Print all the data that follows exactly, images excluded.

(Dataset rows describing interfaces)
---
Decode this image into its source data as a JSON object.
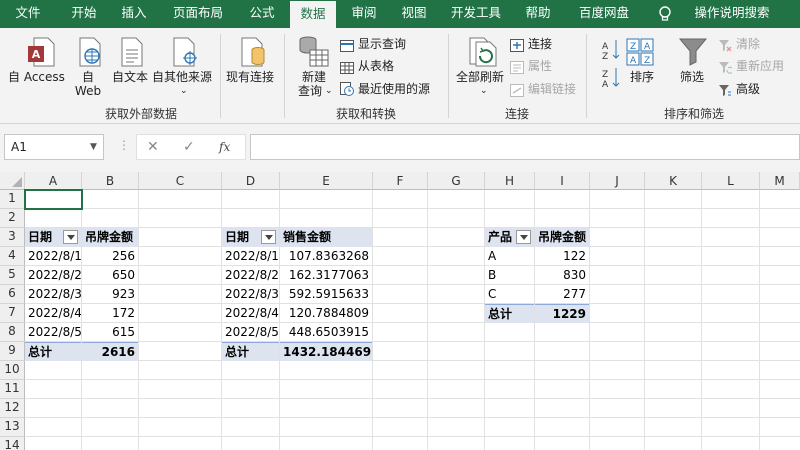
{
  "menu": {
    "tabs": [
      "文件",
      "开始",
      "插入",
      "页面布局",
      "公式",
      "数据",
      "审阅",
      "视图",
      "开发工具",
      "帮助",
      "百度网盘"
    ],
    "active": "数据",
    "tell_me": "操作说明搜索"
  },
  "ribbon": {
    "get_external": {
      "access": "自 Access",
      "web_line1": "自",
      "web_line2": "Web",
      "text": "自文本",
      "other": "自其他来源",
      "existing": "现有连接",
      "label": "获取外部数据"
    },
    "transform": {
      "new_query_line1": "新建",
      "new_query_line2": "查询",
      "show_queries": "显示查询",
      "from_table": "从表格",
      "recent_sources": "最近使用的源",
      "label": "获取和转换"
    },
    "connections": {
      "refresh_all": "全部刷新",
      "connections": "连接",
      "properties": "属性",
      "edit_links": "编辑链接",
      "label": "连接"
    },
    "sort_filter": {
      "sort": "排序",
      "filter": "筛选",
      "clear": "清除",
      "reapply": "重新应用",
      "advanced": "高级",
      "label": "排序和筛选"
    }
  },
  "formula_bar": {
    "name_box": "A1",
    "fx": "fx",
    "value": ""
  },
  "columns": [
    "A",
    "B",
    "C",
    "D",
    "E",
    "F",
    "G",
    "H",
    "I",
    "J",
    "K",
    "L",
    "M"
  ],
  "rows": [
    "1",
    "2",
    "3",
    "4",
    "5",
    "6",
    "7",
    "8",
    "9",
    "10",
    "11",
    "12",
    "13",
    "14"
  ],
  "table1": {
    "headers": [
      "日期",
      "吊牌金额"
    ],
    "rows": [
      [
        "2022/8/1",
        "256"
      ],
      [
        "2022/8/2",
        "650"
      ],
      [
        "2022/8/3",
        "923"
      ],
      [
        "2022/8/4",
        "172"
      ],
      [
        "2022/8/5",
        "615"
      ]
    ],
    "total_label": "总计",
    "total": "2616"
  },
  "table2": {
    "headers": [
      "日期",
      "销售金额"
    ],
    "rows": [
      [
        "2022/8/1",
        "107.8363268"
      ],
      [
        "2022/8/2",
        "162.3177063"
      ],
      [
        "2022/8/3",
        "592.5915633"
      ],
      [
        "2022/8/4",
        "120.7884809"
      ],
      [
        "2022/8/5",
        "448.6503915"
      ]
    ],
    "total_label": "总计",
    "total": "1432.184469"
  },
  "table3": {
    "headers": [
      "产品",
      "吊牌金额"
    ],
    "rows": [
      [
        "A",
        "122"
      ],
      [
        "B",
        "830"
      ],
      [
        "C",
        "277"
      ]
    ],
    "total_label": "总计",
    "total": "1229"
  }
}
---
--- Output for this task ---
Decode this image into its source data as a JSON object.
{
  "menu": {
    "tabs": [
      "文件",
      "开始",
      "插入",
      "页面布局",
      "公式",
      "数据",
      "审阅",
      "视图",
      "开发工具",
      "帮助",
      "百度网盘"
    ],
    "active": "数据",
    "tell_me": "操作说明搜索"
  },
  "ribbon": {
    "get_external": {
      "access": "自 Access",
      "web_line1": "自",
      "web_line2": "Web",
      "text": "自文本",
      "other": "自其他来源",
      "existing": "现有连接",
      "label": "获取外部数据"
    },
    "transform": {
      "new_query_line1": "新建",
      "new_query_line2": "查询",
      "show_queries": "显示查询",
      "from_table": "从表格",
      "recent_sources": "最近使用的源",
      "label": "获取和转换"
    },
    "connections": {
      "refresh_all": "全部刷新",
      "connections": "连接",
      "properties": "属性",
      "edit_links": "编辑链接",
      "label": "连接"
    },
    "sort_filter": {
      "sort": "排序",
      "filter": "筛选",
      "clear": "清除",
      "reapply": "重新应用",
      "advanced": "高级",
      "label": "排序和筛选"
    }
  },
  "formula_bar": {
    "name_box": "A1",
    "fx": "fx",
    "value": ""
  },
  "columns": [
    "A",
    "B",
    "C",
    "D",
    "E",
    "F",
    "G",
    "H",
    "I",
    "J",
    "K",
    "L",
    "M"
  ],
  "rows": [
    "1",
    "2",
    "3",
    "4",
    "5",
    "6",
    "7",
    "8",
    "9",
    "10",
    "11",
    "12",
    "13",
    "14"
  ],
  "table1": {
    "headers": [
      "日期",
      "吊牌金额"
    ],
    "rows": [
      [
        "2022/8/1",
        "256"
      ],
      [
        "2022/8/2",
        "650"
      ],
      [
        "2022/8/3",
        "923"
      ],
      [
        "2022/8/4",
        "172"
      ],
      [
        "2022/8/5",
        "615"
      ]
    ],
    "total_label": "总计",
    "total": "2616"
  },
  "table2": {
    "headers": [
      "日期",
      "销售金额"
    ],
    "rows": [
      [
        "2022/8/1",
        "107.8363268"
      ],
      [
        "2022/8/2",
        "162.3177063"
      ],
      [
        "2022/8/3",
        "592.5915633"
      ],
      [
        "2022/8/4",
        "120.7884809"
      ],
      [
        "2022/8/5",
        "448.6503915"
      ]
    ],
    "total_label": "总计",
    "total": "1432.184469"
  },
  "table3": {
    "headers": [
      "产品",
      "吊牌金额"
    ],
    "rows": [
      [
        "A",
        "122"
      ],
      [
        "B",
        "830"
      ],
      [
        "C",
        "277"
      ]
    ],
    "total_label": "总计",
    "total": "1229"
  }
}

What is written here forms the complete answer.